Retailers and mall owners can start by looking towards data analytic service providers like Starhub to help them understand their target audiences. The telco collects and aggregates information from mobile devices and online services to provide tailored consumer insights. Through this service, businesses learn who turns up at a mall, what he likes and where he hangs out, allowing them to make decisions based on data rather than gut feel.

At a more micro level, beacons can tap into the GPS function of customers’ smartphones and wearables to track them. Such devices have been deployed in a trial to help visitors navigate Changi Airport, but what is also noteworthy is the gadgets’ ability to send retail offerings to potential customers when they are near a participating store. This can be developed further. Say a customer moves to a competitor’s store. To lure him back, the retailer can beam to his iPhone a special deal on a similar product.

Retailers may also wish to utilise data analysis and interpretation to curate a personalised shopping experience. Sephora, for instance, uses iPads to display deep, user-generated product content, such as whether a particular lotion gave a rash to anyone with a certain skin type. By scanning an item on the tablet’s camera, customers can see this additional information, read product reviews, or add it to their shopping list. These features are also available as a mobile app that’s been downloaded over 1.1 million times.

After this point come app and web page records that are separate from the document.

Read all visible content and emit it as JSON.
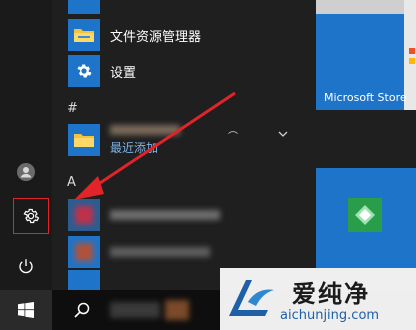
{
  "apps": {
    "explorer_label": "文件资源管理器",
    "settings_label": "设置",
    "section_hash": "#",
    "recent_sub": "最近添加",
    "section_a": "A",
    "expand_icon": "chevron-down-icon"
  },
  "tiles": {
    "store_label": "Microsoft Store"
  },
  "watermark": {
    "brand_cn": "爱纯净",
    "url": "aichunjing.com"
  },
  "colors": {
    "accent": "#1e74c8",
    "highlight": "#e0242a",
    "annotation_arrow": "#e0242a"
  }
}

Or if you can’t beat them, join them. Capitaland is adopting a novel omni-channel approach, connecting retailers to shoppers offline and online in a tie-up with Lazada Singapore. By the end of this year, the landlord will launch a shop-in-shop on the Alibaba-controlled platform to showcase its tenants’ offerings. Buyers will have the option of collecting and returning their purchases through a unique in-mall service. For a start, CapitaLand will roll out two such unmanned click-and-collect lounges at Plaza Singapura and Bugis+. In addition to lockers, the lounges will feature fitting rooms and a product-testing bench.

There, retailers can do more, perhaps by offering a scaled-down store experience, deploying an on-demand sales assistant to attend to the customer (and, along the way, collect more intel). Or the fitting rooms can be digitalised: the retailer can offer similar products, based on the customer’s personal profile, for browsing on iPads. The customer may then request for the particular item to be sent to the fitting room.

Given this landscape, landlords must change the use space at the shopping mall. As stores shrink due to more inventory being shipped directly from warehouse to customer, skipping the backroom, freed-up real estate can be creatively repurposed to curate unique experiences. After all, as window shopping migrates to cyberspace, consumers will need another reason to visit physical malls. Malls can drive footfall by devoting a higher proportion of floor area to experiential offerings: concept food courts, 3D cinemas, or maybe even a kitchen studio for cooking classes with celebrity chefs.

Where does all this leave the physical retail store? It will have to undergo a makeover. Work with technology to create the smart store and the seamless user experience. Internet companies may be well ahead of the curve when it comes to interpreting data, but physical retail stores know how to seduce our five senses. The marriage of the best of online and offline will give birth to the new experiential lifestyle mall.

-

Back to Forefront